KHF believes progress on this important health issue is necessary to see further reductions in smoking. With support from KHF, a leadership team of 22 stakeholders developed a strategic plan to reduce tobacco use among Kansans with poor mental health. It included consumers of mental health services, behavioral health providers, state agency staff and public health professionals.

A key strategy identified by the team was to change the culture of the behavioral health system so tobacco was treated as a serious health issue. Foundation staff worked with the leadership team to develop a request for proposals to fund several grants focused on culture change. A grant to Kansas National Alliance on Mental Illness will support advocacy efforts to expand state Medicaid benefits for smoking cessation. Grants to behavioral health providers will help integrate tobacco dependence treatment into behavioral health systems.
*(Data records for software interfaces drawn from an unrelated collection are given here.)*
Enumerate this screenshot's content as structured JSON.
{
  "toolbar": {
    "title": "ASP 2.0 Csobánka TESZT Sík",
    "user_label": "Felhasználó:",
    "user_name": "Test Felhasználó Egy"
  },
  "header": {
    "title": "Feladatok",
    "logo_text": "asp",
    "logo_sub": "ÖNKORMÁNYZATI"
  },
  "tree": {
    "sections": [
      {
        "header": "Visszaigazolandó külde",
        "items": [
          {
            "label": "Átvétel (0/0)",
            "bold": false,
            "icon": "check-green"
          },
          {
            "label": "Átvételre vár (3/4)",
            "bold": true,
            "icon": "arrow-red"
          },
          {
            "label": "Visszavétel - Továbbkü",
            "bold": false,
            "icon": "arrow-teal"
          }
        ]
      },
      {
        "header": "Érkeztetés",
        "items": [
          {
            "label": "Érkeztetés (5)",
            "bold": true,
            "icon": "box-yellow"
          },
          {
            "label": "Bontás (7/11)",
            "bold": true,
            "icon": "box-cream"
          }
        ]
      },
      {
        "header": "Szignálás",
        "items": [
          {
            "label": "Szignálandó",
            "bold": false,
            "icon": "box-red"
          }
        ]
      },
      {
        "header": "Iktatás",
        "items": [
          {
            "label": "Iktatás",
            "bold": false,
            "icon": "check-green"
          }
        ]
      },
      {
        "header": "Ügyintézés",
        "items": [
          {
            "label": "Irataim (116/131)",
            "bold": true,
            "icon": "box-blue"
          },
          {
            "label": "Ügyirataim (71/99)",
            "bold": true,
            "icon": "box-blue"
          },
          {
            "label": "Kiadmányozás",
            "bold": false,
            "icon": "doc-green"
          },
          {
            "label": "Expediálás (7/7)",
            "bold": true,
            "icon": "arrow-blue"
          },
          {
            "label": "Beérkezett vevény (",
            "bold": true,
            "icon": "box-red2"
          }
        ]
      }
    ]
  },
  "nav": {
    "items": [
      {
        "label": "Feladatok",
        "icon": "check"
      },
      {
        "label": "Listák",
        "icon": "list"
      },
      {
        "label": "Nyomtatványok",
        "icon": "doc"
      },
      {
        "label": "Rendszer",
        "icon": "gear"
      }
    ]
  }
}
Grants to the University of Kansas and Wichita State University will support training for tobacco treatment specialists and an evaluation of the initiative.

Through these grants, convenings and ongoing engagement of the leadership team, KHF hopes to see progress on an aspect of tobacco use not typically addressed by state health agencies.
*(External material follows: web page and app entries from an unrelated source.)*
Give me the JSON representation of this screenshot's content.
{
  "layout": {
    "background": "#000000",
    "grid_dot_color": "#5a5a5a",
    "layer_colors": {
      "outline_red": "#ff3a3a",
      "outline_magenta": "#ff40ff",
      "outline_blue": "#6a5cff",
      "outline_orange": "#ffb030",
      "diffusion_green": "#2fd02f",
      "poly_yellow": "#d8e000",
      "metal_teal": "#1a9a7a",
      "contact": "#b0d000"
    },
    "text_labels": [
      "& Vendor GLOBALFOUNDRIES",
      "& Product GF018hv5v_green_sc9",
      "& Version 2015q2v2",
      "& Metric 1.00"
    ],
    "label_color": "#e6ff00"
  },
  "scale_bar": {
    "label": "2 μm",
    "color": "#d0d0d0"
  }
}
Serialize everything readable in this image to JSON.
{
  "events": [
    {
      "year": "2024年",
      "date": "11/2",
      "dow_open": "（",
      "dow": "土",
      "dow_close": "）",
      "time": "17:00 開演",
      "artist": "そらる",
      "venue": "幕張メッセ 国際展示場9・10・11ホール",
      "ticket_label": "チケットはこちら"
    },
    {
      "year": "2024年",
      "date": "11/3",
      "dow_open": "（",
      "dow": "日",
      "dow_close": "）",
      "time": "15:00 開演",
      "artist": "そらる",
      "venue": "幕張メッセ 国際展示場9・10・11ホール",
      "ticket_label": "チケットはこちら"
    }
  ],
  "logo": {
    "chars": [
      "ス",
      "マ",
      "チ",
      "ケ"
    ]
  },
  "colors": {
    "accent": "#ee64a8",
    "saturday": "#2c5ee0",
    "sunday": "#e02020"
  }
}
Return on a Long-term Investment

In 2004, Missouri Foundation for Health’s (MFH) Board of Directors committed $40 million over nine years to establish the Tobacco Prevention and Cessation Initiative (TPCI). The overarching goal of TPCI was to support efforts to reduce the negative health effects and economic burden of tobacco use in Missouri. MFH funded 123 grants with the first grant beginning in December 2004 and the last grant concluding in June 2014.

The TPCI funding structure evolved over the course of the Initiative leveraging the unique role MFH could play in advancing tobacco control in Missouri. In nine years, TPCI first developed community capacity through local programming grants and targeted technical assistance and then used it to develop and advance regional and statewide policy advocacy efforts.

As a result of this long-term commitment, Missouri made marked progress in addressing tobacco use and secondhand smoke exposure. Its smoking prevalence decreased significantly and at a faster rate than the overall national decline. In 2010, Missouri had 124,121 fewer adult cigarette smokers, compared to when TPCI funding began in 2004. The total combined benefit of TPCI during the time period resulted in real savings: 16,983 quality of life years gained and lifetime medical care savings of $108 million. The initiative also realized a positive return on investment (ROI), returning $4.68 in long-term medical savings for every $1 invested. The greatest gains were made in policy change, which had an ROI of $17.13 per $1.00 invested.

Although many tobacco control partners contributed to these successes, TPCI’s influential role and positive impact on Missouri’s tobacco control environment is undeniable. Major conclusions from the external evaluation of TPCI include:

  • MFH provided important leadership, infrastructure, and capacity building for tobacco control professionals in Missouri through TPCI.
  • Communitywide policy changes advocated by TPCI grantees had an impact on smoking rates and corresponding health care costs.
  • TPCI has been one of the most important public health initiatives during the last decade in Missouri.

Next Steps

Foundations can play an important role in improving overall health through a focus on tobacco control. While significant strides have been made, future investment by the state and other tobacco control partners is more important than ever. New trends in tobacco use, particularly electronic cigarettes and vaping devices, threaten to undo decades of tobacco prevention by offering youth and adults a seemingly low-risk mechanism to access nicotine. In addition, local and state policy change has stagnated across the United States. Foundations that are new to this issue can begin by convening key stakeholders, raising awareness of the impact tobacco has community health, and advancing local and state policy change – all of which are strategies that have been proven effective.